My Start in Cat/Kitten Welfare
My name is Karen J. McGranahan and I have been an animal lover and cat and dog owner since childhood; I got involved by financially supporting numerous animal agencies for over 25 years and support many to this day.
In my teen years, I worked for a riding academy, where I learned about horse care, illnesses and training, and went to many horse shows over the four years there. I then went off to college and completed my education.
When I moved to South Carolina, there was a group of community (feral) cats at the end of our street, which I trapped and had them fixed. I volunteered for a local cat shelter, taking care of over 500 cats and kittens. One of my responsibilities was to answer the phone.

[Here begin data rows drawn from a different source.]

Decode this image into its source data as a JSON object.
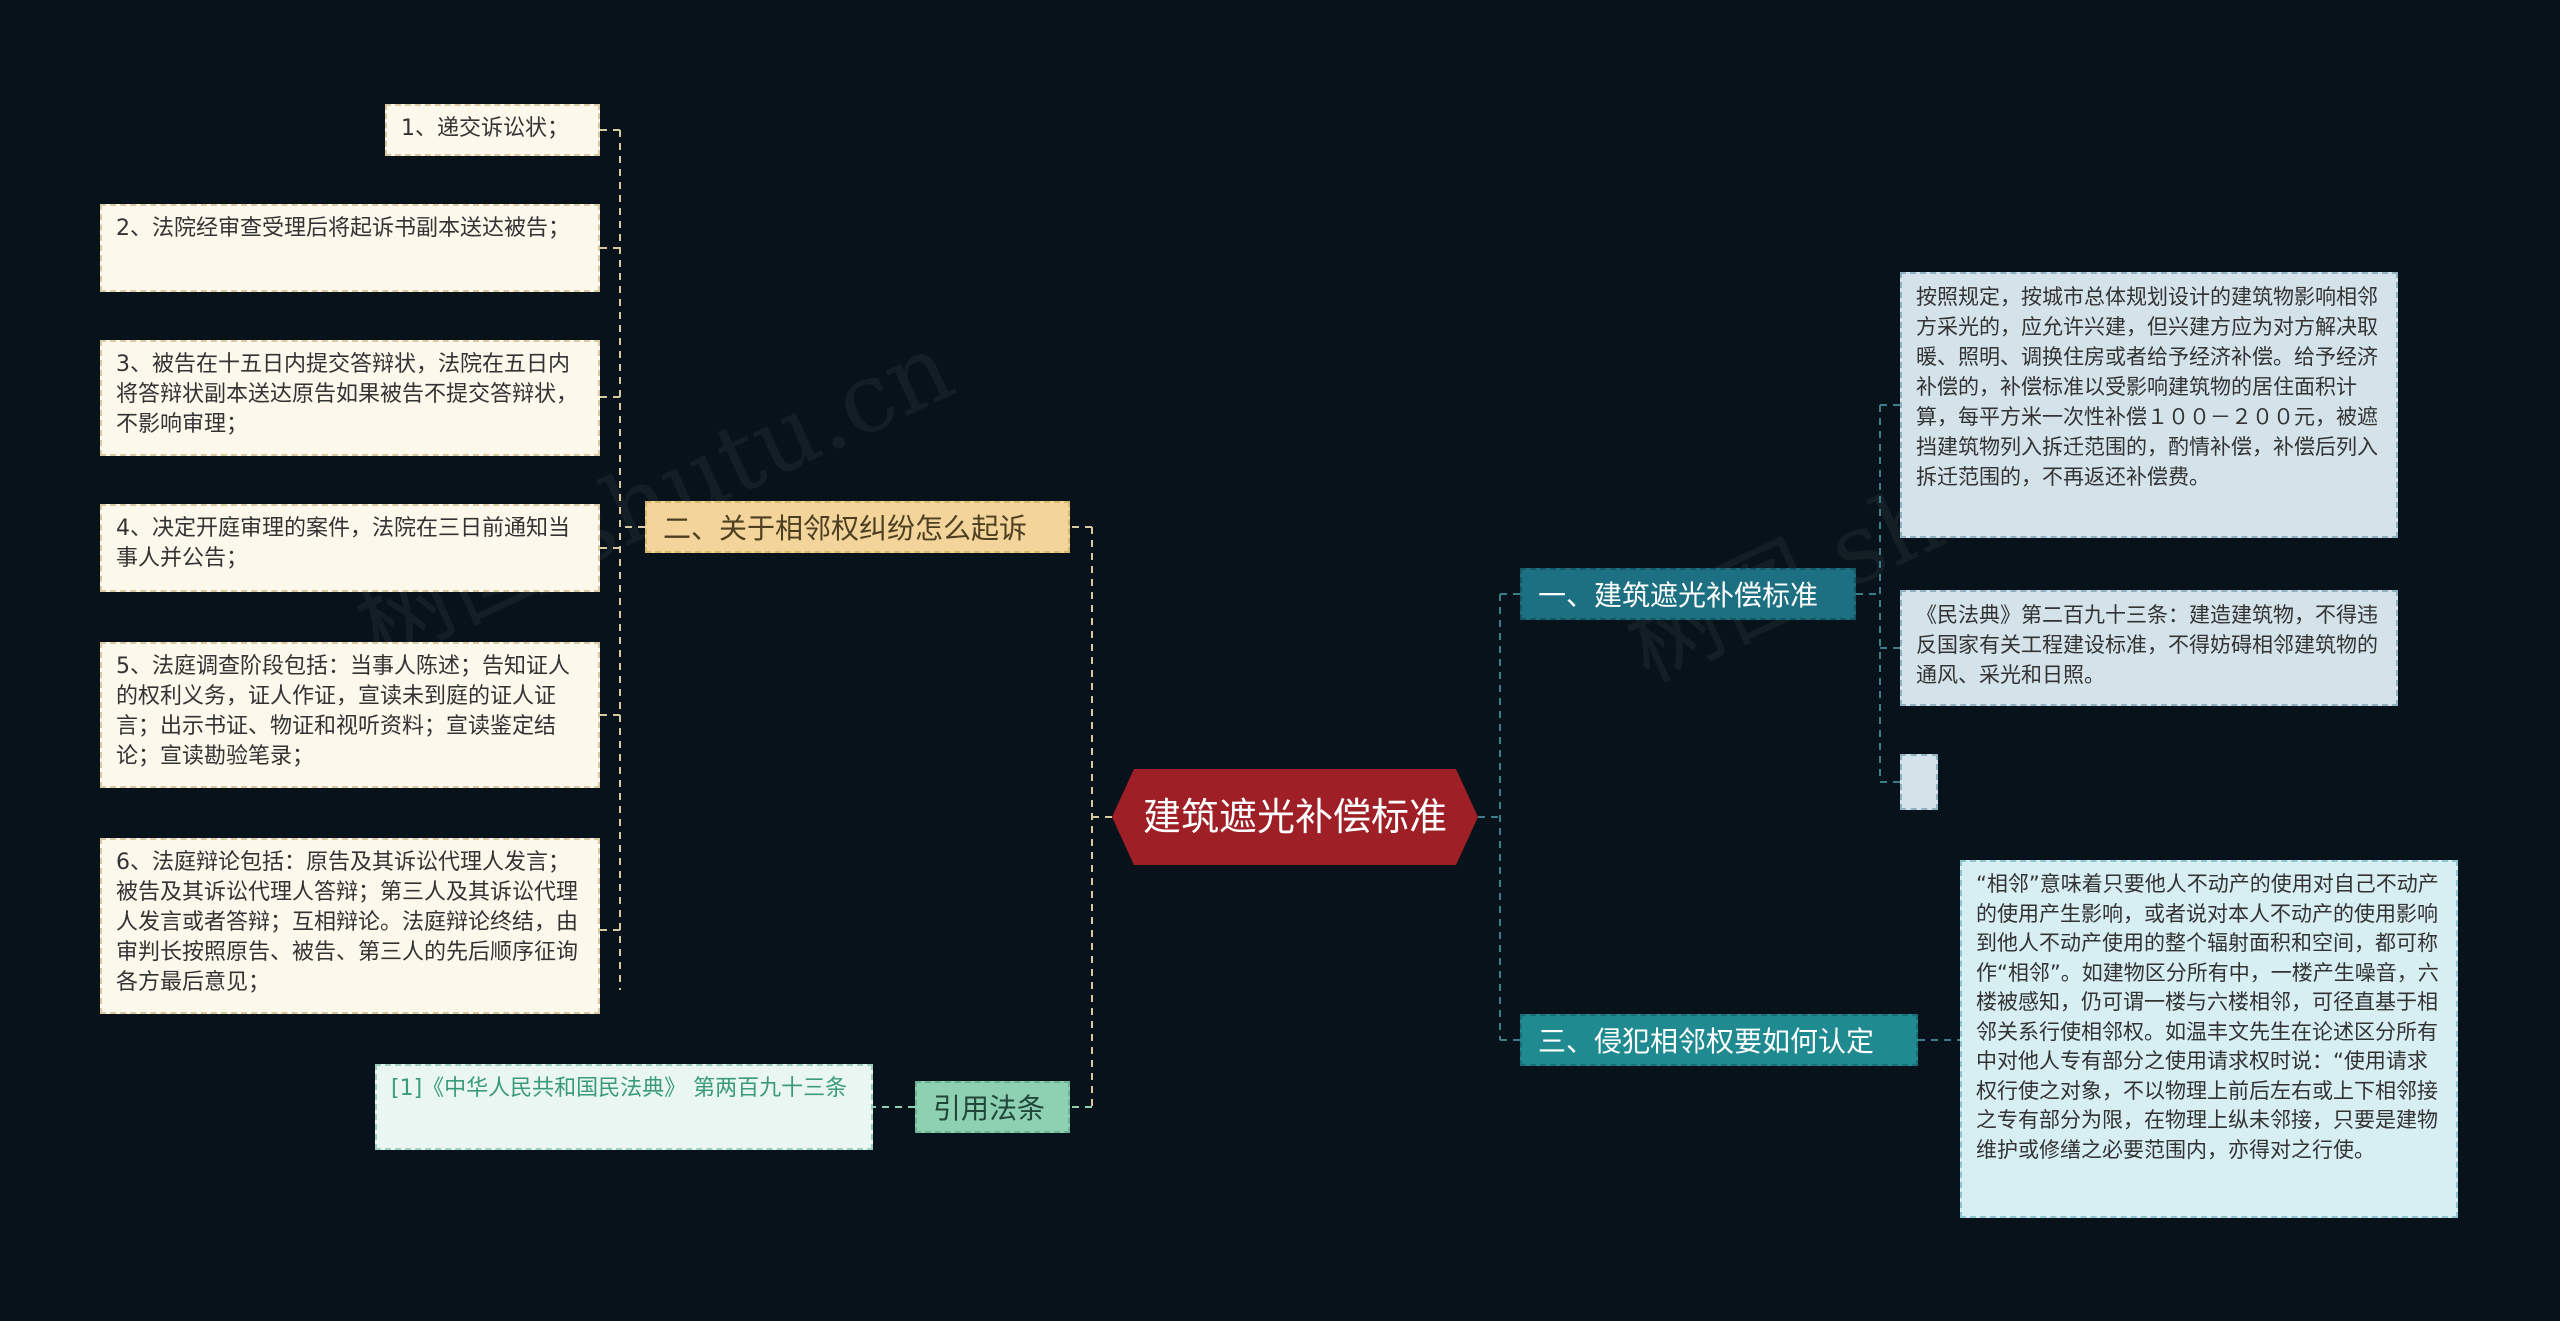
{
  "center": {
    "label": "建筑遮光补偿标准",
    "color": "#9e1f25"
  },
  "left": {
    "branch_sue": {
      "label": "二、关于相邻权纠纷怎么起诉",
      "steps": [
        "1、递交诉讼状；",
        "2、法院经审查受理后将起诉书副本送达被告；",
        "3、被告在十五日内提交答辩状，法院在五日内将答辩状副本送达原告如果被告不提交答辩状，不影响审理；",
        "4、决定开庭审理的案件，法院在三日前通知当事人并公告；",
        "5、法庭调查阶段包括：当事人陈述；告知证人的权利义务，证人作证，宣读未到庭的证人证言；出示书证、物证和视听资料；宣读鉴定结论；宣读勘验笔录；",
        "6、法庭辩论包括：原告及其诉讼代理人发言；被告及其诉讼代理人答辩；第三人及其诉讼代理人发言或者答辩；互相辩论。法庭辩论终结，由审判长按照原告、被告、第三人的先后顺序征询各方最后意见；"
      ]
    },
    "branch_cite": {
      "label": "引用法条",
      "citation": "[1]《中华人民共和国民法典》 第两百九十三条"
    }
  },
  "right": {
    "branch_standard": {
      "label": "一、建筑遮光补偿标准",
      "notes": [
        "按照规定，按城市总体规划设计的建筑物影响相邻方采光的，应允许兴建，但兴建方应为对方解决取暖、照明、调换住房或者给予经济补偿。给予经济补偿的，补偿标准以受影响建筑物的居住面积计算，每平方米一次性补偿１００－２００元，被遮挡建筑物列入拆迁范围的，酌情补偿，补偿后列入拆迁范围的，不再返还补偿费。",
        "《民法典》第二百九十三条：建造建筑物，不得违反国家有关工程建设标准，不得妨碍相邻建筑物的通风、采光和日照。",
        ""
      ]
    },
    "branch_infringe": {
      "label": "三、侵犯相邻权要如何认定",
      "note": "“相邻”意味着只要他人不动产的使用对自己不动产的使用产生影响，或者说对本人不动产的使用影响到他人不动产使用的整个辐射面积和空间，都可称作“相邻”。如建物区分所有中，一楼产生噪音，六楼被感知，仍可谓一楼与六楼相邻，可径直基于相邻关系行使相邻权。如温丰文先生在论述区分所有中对他人专有部分之使用请求权时说：“使用请求权行使之对象，不以物理上前后左右或上下相邻接之专有部分为限，在物理上纵未邻接，只要是建物维护或修缮之必要范围内，亦得对之行使。"
    }
  },
  "colors": {
    "background": "#07121a",
    "left_link": "#d8c9a0",
    "right_link": "#3c7d8a",
    "cite_link": "#8dd0b2"
  },
  "watermark": {
    "text": "树图 shutu.cn"
  }
}
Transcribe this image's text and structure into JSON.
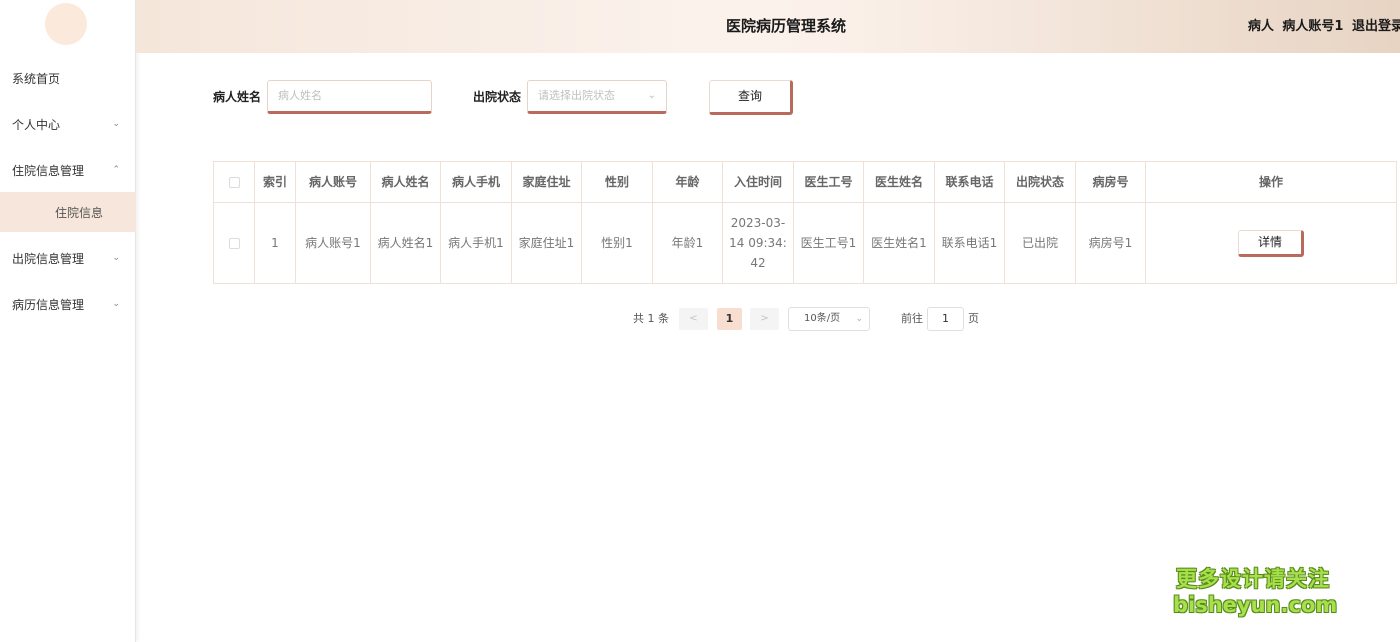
{
  "app": {
    "title": "医院病历管理系统"
  },
  "header": {
    "role": "病人",
    "username": "病人账号1",
    "logout": "退出登录"
  },
  "sidebar": {
    "items": [
      {
        "label": "系统首页"
      },
      {
        "label": "个人中心",
        "icon": "chevron-down-icon",
        "chevron": "⌄"
      },
      {
        "label": "住院信息管理",
        "icon": "chevron-up-icon",
        "chevron": "⌃"
      },
      {
        "label": "住院信息"
      },
      {
        "label": "出院信息管理",
        "icon": "chevron-down-icon",
        "chevron": "⌄"
      },
      {
        "label": "病历信息管理",
        "icon": "chevron-down-icon",
        "chevron": "⌄"
      }
    ]
  },
  "search": {
    "name_label": "病人姓名",
    "name_placeholder": "病人姓名",
    "status_label": "出院状态",
    "status_placeholder": "请选择出院状态",
    "query_button": "查询"
  },
  "table": {
    "columns": [
      "索引",
      "病人账号",
      "病人姓名",
      "病人手机",
      "家庭住址",
      "性别",
      "年龄",
      "入住时间",
      "医生工号",
      "医生姓名",
      "联系电话",
      "出院状态",
      "病房号",
      "操作"
    ],
    "rows": [
      {
        "index": "1",
        "account": "病人账号1",
        "name": "病人姓名1",
        "phone": "病人手机1",
        "address": "家庭住址1",
        "gender": "性别1",
        "age": "年龄1",
        "checkin_time": "2023-03-14 09:34:42",
        "doctor_id": "医生工号1",
        "doctor_name": "医生姓名1",
        "contact": "联系电话1",
        "discharge_status": "已出院",
        "room": "病房号1",
        "action": "详情"
      }
    ]
  },
  "pagination": {
    "total": "共 1 条",
    "prev": "<",
    "current": "1",
    "next": ">",
    "page_size": "10条/页",
    "goto_label": "前往",
    "goto_value": "1",
    "goto_suffix": "页"
  },
  "watermark": {
    "line1": "更多设计请关注",
    "line2": "bisheyun.com"
  },
  "colors": {
    "accent": "#b96a5c",
    "header_bg": "#f5e6da",
    "active_sub": "#f7e6db",
    "page_active": "#f7ded0"
  }
}
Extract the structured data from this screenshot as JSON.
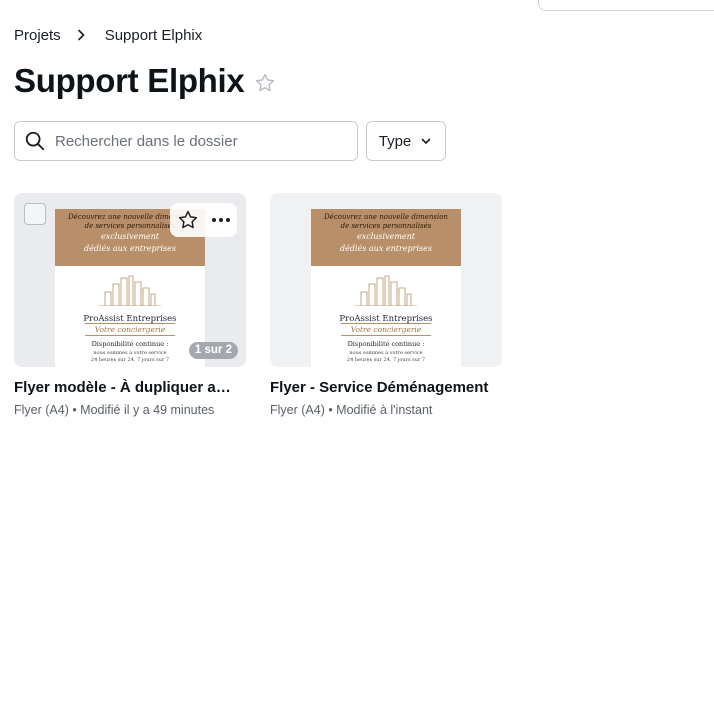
{
  "breadcrumb": {
    "root": "Projets",
    "current": "Support Elphix"
  },
  "page": {
    "title": "Support Elphix"
  },
  "search": {
    "placeholder": "Rechercher dans le dossier",
    "value": ""
  },
  "filter": {
    "type_label": "Type"
  },
  "flyer_preview": {
    "band_line1": "Découvrez une nouvelle dimension",
    "band_line2": "de services personnalisés",
    "band_line3": "exclusivement",
    "band_line4": "dédiés aux entreprises",
    "brand": "ProAssist Entreprises",
    "tagline": "Votre conciergerie",
    "dispo": "Disponibilité continue :",
    "small1": "nous sommes à votre service",
    "small2": "24 heures sur 24, 7 jours sur 7"
  },
  "designs": [
    {
      "name": "Flyer modèle - À dupliquer ava…",
      "meta": "Flyer (A4) • Modifié il y a 49 minutes",
      "page_badge": "1 sur 2"
    },
    {
      "name": "Flyer - Service Déménagement",
      "meta": "Flyer (A4) • Modifié à l'instant"
    }
  ],
  "colors": {
    "accent_band": "#b88f68",
    "thumb_bg": "#e9ebee",
    "text_primary": "#0e1318"
  }
}
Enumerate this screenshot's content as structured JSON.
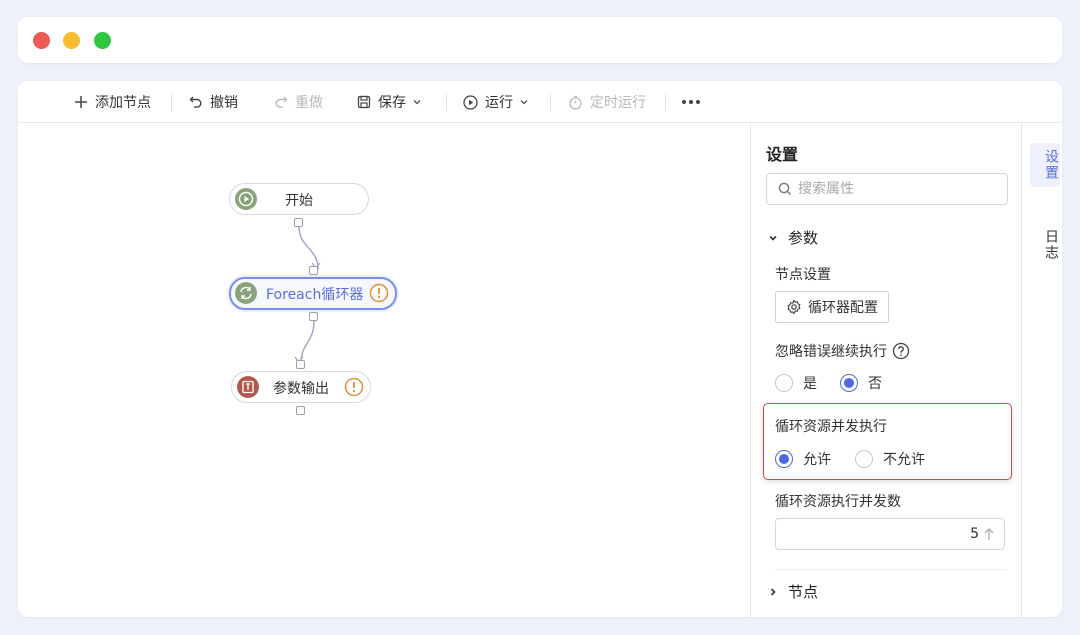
{
  "toolbar": {
    "add_node": "添加节点",
    "undo": "撤销",
    "redo": "重做",
    "save": "保存",
    "run": "运行",
    "scheduled_run": "定时运行"
  },
  "canvas": {
    "nodes": [
      {
        "label": "开始",
        "icon": "play-circle-icon"
      },
      {
        "label": "Foreach循环器",
        "icon": "loop-icon",
        "warning": true,
        "selected": true
      },
      {
        "label": "参数输出",
        "icon": "output-icon",
        "warning": true
      }
    ]
  },
  "settings": {
    "title": "设置",
    "search_placeholder": "搜索属性",
    "params_section": "参数",
    "node_settings_label": "节点设置",
    "loop_config_button": "循环器配置",
    "ignore_error_label": "忽略错误继续执行",
    "ignore_error_options": [
      "是",
      "否"
    ],
    "ignore_error_selected": "否",
    "concurrent_label": "循环资源并发执行",
    "concurrent_options": [
      "允许",
      "不允许"
    ],
    "concurrent_selected": "允许",
    "concurrency_count_label": "循环资源执行并发数",
    "concurrency_count_value": "5",
    "nodes_section": "节点"
  },
  "side_tabs": [
    "设置",
    "日志"
  ],
  "colors": {
    "accent": "#5b6fd9",
    "radio": "#4e68e0",
    "highlight_border": "#c74b4b",
    "warning": "#e0903a"
  }
}
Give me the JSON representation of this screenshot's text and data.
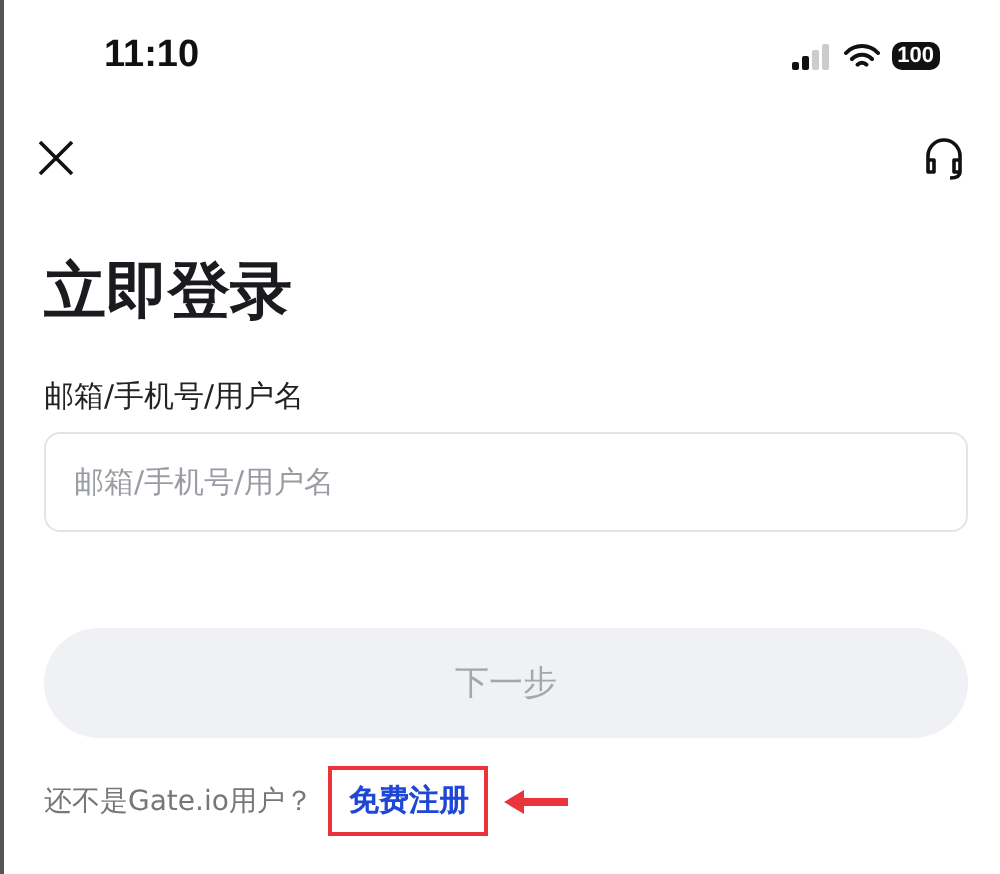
{
  "status_bar": {
    "time": "11:10",
    "battery": "100"
  },
  "title": "立即登录",
  "account_field": {
    "label": "邮箱/手机号/用户名",
    "placeholder": "邮箱/手机号/用户名"
  },
  "next_button": {
    "label": "下一步",
    "disabled": true
  },
  "signup": {
    "prompt": "还不是Gate.io用户？",
    "link": "免费注册",
    "highlighted": true
  }
}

During kitten season, I had to turn away between 100 and 125 cats and kittens a week because we were full; all the other local shelters were full and there was no place for them to go. They remain full to this day. Cats are not adopted out fast enough, so many cats languish at shelters for years waiting for homes that never happen for many of them. Currently over 80% of cats entering kill shelters are euthanized. I realized then that housing as many cats as possible was not the long term solution to the cat and kitten problem within the community; we needed to look at how to stop litters of surplus kittens from being born. What was lacking were low-cost spay/neuter clinics to keep kittens from being born and ending up at a shelter. A key component also needed was a comprehensive TNR (Trap-Neuter-Return) program for community cats, a proven program to work by reducing cat numbers through natural attrition.
I started Bikini Beach Cat Rescue in 2011 as a non-profit organization in order to offer low-cost spay/neuter clinics in this area; we now have two clinics available. We received our 501 (c) 3 status from the IRS and are tax exempt, so all donations are tax deductible to you. All funds raised goes towards reduced low-cost spay/neuter clinics for cats and kittens and helping their pet parents, ultimately reducing the unwanted breeding of cats and kittens and the resultant shelter intake. The kittens that haven’t even been conceived this year will die next year unless we can stop this breeding cycle. We do targeted TNR programs with grant money and do fundraisers to offer low-cost spay/neuter clinics to the public throughout the year.
With your support, we can make a difference and stop healthy, adoptable cats from euthanasia. It doesn't matter that their deaths are 'painless', what matters is that their deaths are 'pointless'. As Helen Keller said "I am only one, but still I am one. I cannot do everything, but still I can do something. I will not refuse to do the something I can do." Won't you help us do the "something"?
Tinkerbell was found alone on a farm in Conway; now she has a happy home.